We Teach Too Much “What to Think” And Not Enough “How to Think”

Way back when I was a little high-school student, I recall the pride I felt when working through the nuclear reactor unit of our Grade 11 physics course. The pride derived from the featured CANDU reactor. Wow! Our little Canada somehow produced the best nuclear reactor in the world. How did I know CANDU was … Read more

Rota On Teaching Mathematics

From Indiscrete Thoughts, by Gian-Carlo Rota: The best introduction to mathematics is not achieved by rigorous presentation. No one can learn calculus, linear algebra, or group theory by reading an axiomatic presentation. What one wishes is a feeling for a piece of mathematics. Let the student work with unrigorous concepts that lead as quickly as … Read more

On Pulling Weeds

“A weed is a plant whose virtues have not yet been discovered,” said Ralph Waldo Emerson. This is a profound observation about judgements and the role of words in conveying judgements. Nowadays, with our quite extensive knowledge of plants and their benefits, we persist in calling quite useful plants weeds just because we don’t want … Read more

How Much Mathematics Should A Student Memorize? Part 4, Geometric Series

In teaching mathematics for many years, one of the things I emphasized over and over again was that students should memorize the absolute minimum necessary, and then I did my best to make explicit what this absolute minimum is. It is better, I explained, to spend time solving problems, discussing applications, “reading around the subject,” … Read more

Lectures Suck
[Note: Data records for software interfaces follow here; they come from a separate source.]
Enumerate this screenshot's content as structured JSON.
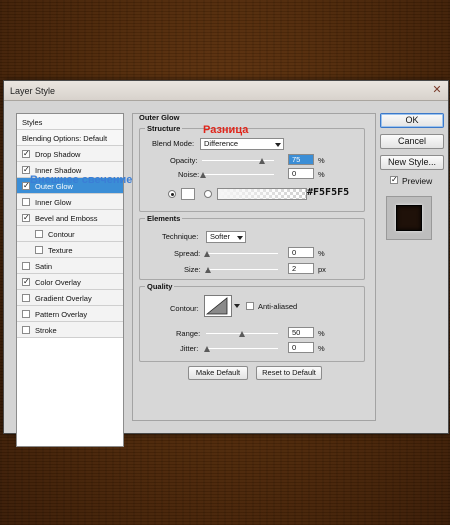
{
  "window": {
    "title": "Layer Style",
    "close_glyph": "✕"
  },
  "styles_list": {
    "items": [
      {
        "label": "Styles",
        "type": "header",
        "checked": false
      },
      {
        "label": "Blending Options: Default",
        "type": "header",
        "checked": false
      },
      {
        "label": "Drop Shadow",
        "type": "check",
        "checked": true
      },
      {
        "label": "Inner Shadow",
        "type": "check",
        "checked": true
      },
      {
        "label": "Outer Glow",
        "type": "check",
        "checked": true,
        "selected": true
      },
      {
        "label": "Inner Glow",
        "type": "check",
        "checked": false
      },
      {
        "label": "Bevel and Emboss",
        "type": "check",
        "checked": true
      },
      {
        "label": "Contour",
        "type": "sub",
        "checked": false
      },
      {
        "label": "Texture",
        "type": "sub",
        "checked": false
      },
      {
        "label": "Satin",
        "type": "check",
        "checked": false
      },
      {
        "label": "Color Overlay",
        "type": "check",
        "checked": true
      },
      {
        "label": "Gradient Overlay",
        "type": "check",
        "checked": false
      },
      {
        "label": "Pattern Overlay",
        "type": "check",
        "checked": false
      },
      {
        "label": "Stroke",
        "type": "check",
        "checked": false
      }
    ]
  },
  "outer_glow": {
    "section_title": "Outer Glow",
    "structure": {
      "title": "Structure",
      "blend_mode_label": "Blend Mode:",
      "blend_mode_value": "Difference",
      "opacity_label": "Opacity:",
      "opacity_value": "75",
      "opacity_unit": "%",
      "noise_label": "Noise:",
      "noise_value": "0",
      "noise_unit": "%",
      "color_hex": "#F5F5F5"
    },
    "elements": {
      "title": "Elements",
      "technique_label": "Technique:",
      "technique_value": "Softer",
      "spread_label": "Spread:",
      "spread_value": "0",
      "spread_unit": "%",
      "size_label": "Size:",
      "size_value": "2",
      "size_unit": "px"
    },
    "quality": {
      "title": "Quality",
      "contour_label": "Contour:",
      "anti_aliased_label": "Anti-aliased",
      "range_label": "Range:",
      "range_value": "50",
      "range_unit": "%",
      "jitter_label": "Jitter:",
      "jitter_value": "0",
      "jitter_unit": "%"
    },
    "make_default_label": "Make Default",
    "reset_default_label": "Reset to Default"
  },
  "right_buttons": {
    "ok_label": "OK",
    "cancel_label": "Cancel",
    "new_style_label": "New Style...",
    "preview_label": "Preview"
  },
  "annotations": {
    "blend_note_ru": "Разница",
    "outer_glow_note_ru": "Внешнее свечение"
  },
  "colors": {
    "glow_color": "#F5F5F5",
    "selection_blue": "#3b8ed6",
    "annotation_red": "#e0261b",
    "annotation_blue": "#3b7ed6",
    "background_wood": "#4c2709"
  }
}
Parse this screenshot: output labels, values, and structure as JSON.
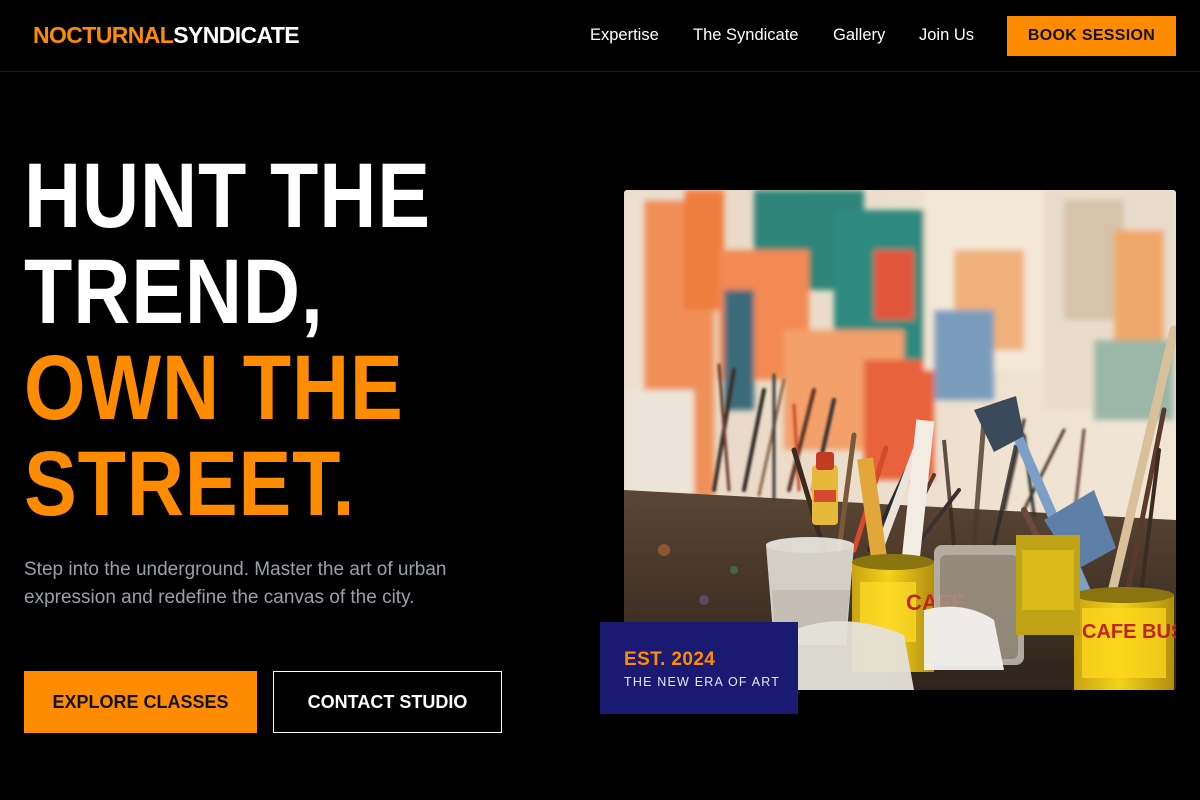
{
  "brand": {
    "part1": "NOCTURNAL",
    "part2": "SYNDICATE"
  },
  "nav": {
    "items": [
      {
        "label": "Expertise"
      },
      {
        "label": "The Syndicate"
      },
      {
        "label": "Gallery"
      },
      {
        "label": "Join Us"
      }
    ],
    "cta": "BOOK SESSION"
  },
  "hero": {
    "headline": {
      "line1": "HUNT THE",
      "line2": "TREND,",
      "line3": "OWN THE",
      "line4": "STREET."
    },
    "subtext": "Step into the underground. Master the art of urban expression and redefine the canvas of the city.",
    "primary_cta": "EXPLORE CLASSES",
    "secondary_cta": "CONTACT STUDIO"
  },
  "badge": {
    "year": "EST. 2024",
    "tagline": "THE NEW ERA OF ART"
  },
  "can_labels": {
    "left": "CAFE",
    "right": "CAFE BUSTELO"
  },
  "colors": {
    "accent": "#ff8c00",
    "background": "#000000",
    "badge_bg": "#1b1a73",
    "muted_text": "#9aa0aa"
  }
}
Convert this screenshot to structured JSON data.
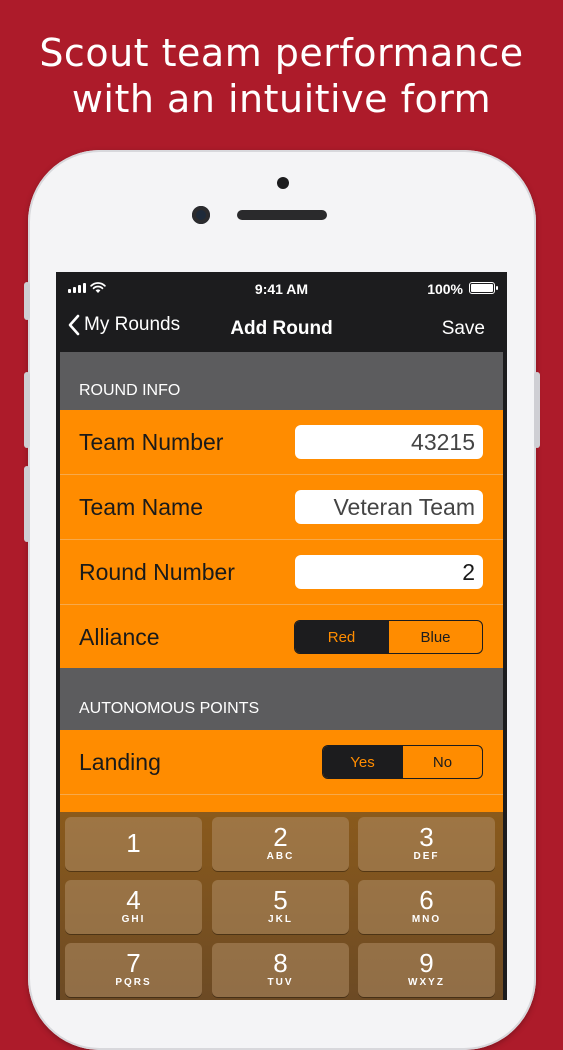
{
  "headline": {
    "line1": "Scout team performance",
    "line2": "with an intuitive form"
  },
  "status_bar": {
    "time": "9:41 AM",
    "battery": "100%",
    "battery_level": 1.0
  },
  "nav": {
    "back_label": "My Rounds",
    "title": "Add Round",
    "save_label": "Save"
  },
  "sections": {
    "round_info": {
      "header": "ROUND INFO",
      "team_number": {
        "label": "Team Number",
        "value": "43215"
      },
      "team_name": {
        "label": "Team Name",
        "value": "Veteran Team"
      },
      "round_number": {
        "label": "Round Number",
        "value": "2"
      },
      "alliance": {
        "label": "Alliance",
        "options": [
          "Red",
          "Blue"
        ],
        "selected": "Red"
      }
    },
    "autonomous": {
      "header": "AUTONOMOUS POINTS",
      "landing": {
        "label": "Landing",
        "options": [
          "Yes",
          "No"
        ],
        "selected": "Yes"
      }
    }
  },
  "keypad": {
    "keys": [
      {
        "num": "1",
        "letters": ""
      },
      {
        "num": "2",
        "letters": "ABC"
      },
      {
        "num": "3",
        "letters": "DEF"
      },
      {
        "num": "4",
        "letters": "GHI"
      },
      {
        "num": "5",
        "letters": "JKL"
      },
      {
        "num": "6",
        "letters": "MNO"
      },
      {
        "num": "7",
        "letters": "PQRS"
      },
      {
        "num": "8",
        "letters": "TUV"
      },
      {
        "num": "9",
        "letters": "WXYZ"
      }
    ]
  },
  "colors": {
    "background": "#ad1b2a",
    "form_orange": "#ff8c00",
    "section_gray": "#5c5c5e",
    "dark": "#1c1c1e"
  }
}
A friend sent me this link to a New York Times article on improving lectures in university physics classrooms. A Toronto Star article based on the same research (led by University of British Columbia Nobel laureate Carl Wieman) is here. I would not be surprised if, after further testing, Wieman’s methods prove to be an … Read more

High-Stakes Tests Are Misleading

Jonah Lehrer, writing last month in the Wall Street Journal, makes the point that the kind of high-stakes testing popular in education is not very useful. He gives the example of supermarket cashiers who were given brief time trials to see how fast they worked. Careful analysis of electronic scanning records (for which cashiers did … Read more

“The Coconut Problem” Updated With Solution

This is a famous old problem. I shall just state the problem here for you, and will follow up in a day or two with a solution and some of its amusing history. Update: Scroll down for a straightforward solution and a “trick” solution. There are also, by now, various generalizations and different versions. Here’s … Read more

Nonno Matteo’s Lessons For Learning

Our region experienced very strong winds recently, and there was significant damage, with lots of trees uprooted or snapped, fences flattened, and roof shingles blown off. My in-laws had a chimney topple, thanks in part to an old-style TV antenna attached to it. So my father-in-law, my son, and I spent much of this past … Read more

Mathematical Flaw In Caplan’s Exhortation To Have More Kids

I heard a radio interview this morning with Bryan Caplan (a professor of economics at George Mason University), who argues in his recent book Selfish Reasons to Have More Kids (which I have not read) that the average person ought to have more children. The book is apparently based on one of Caplan’s 2005 blog … Read more

Doubt Is Essential For The Progress Of Science

I am sometimes confronted by religious zealots (some of whom knock on my door). Typically what follows is a fruitless discussion along these lines: How do you know what you’re saying is true? Because it says so in my holy book. And how do you know that what is in your holy book is true? … Read more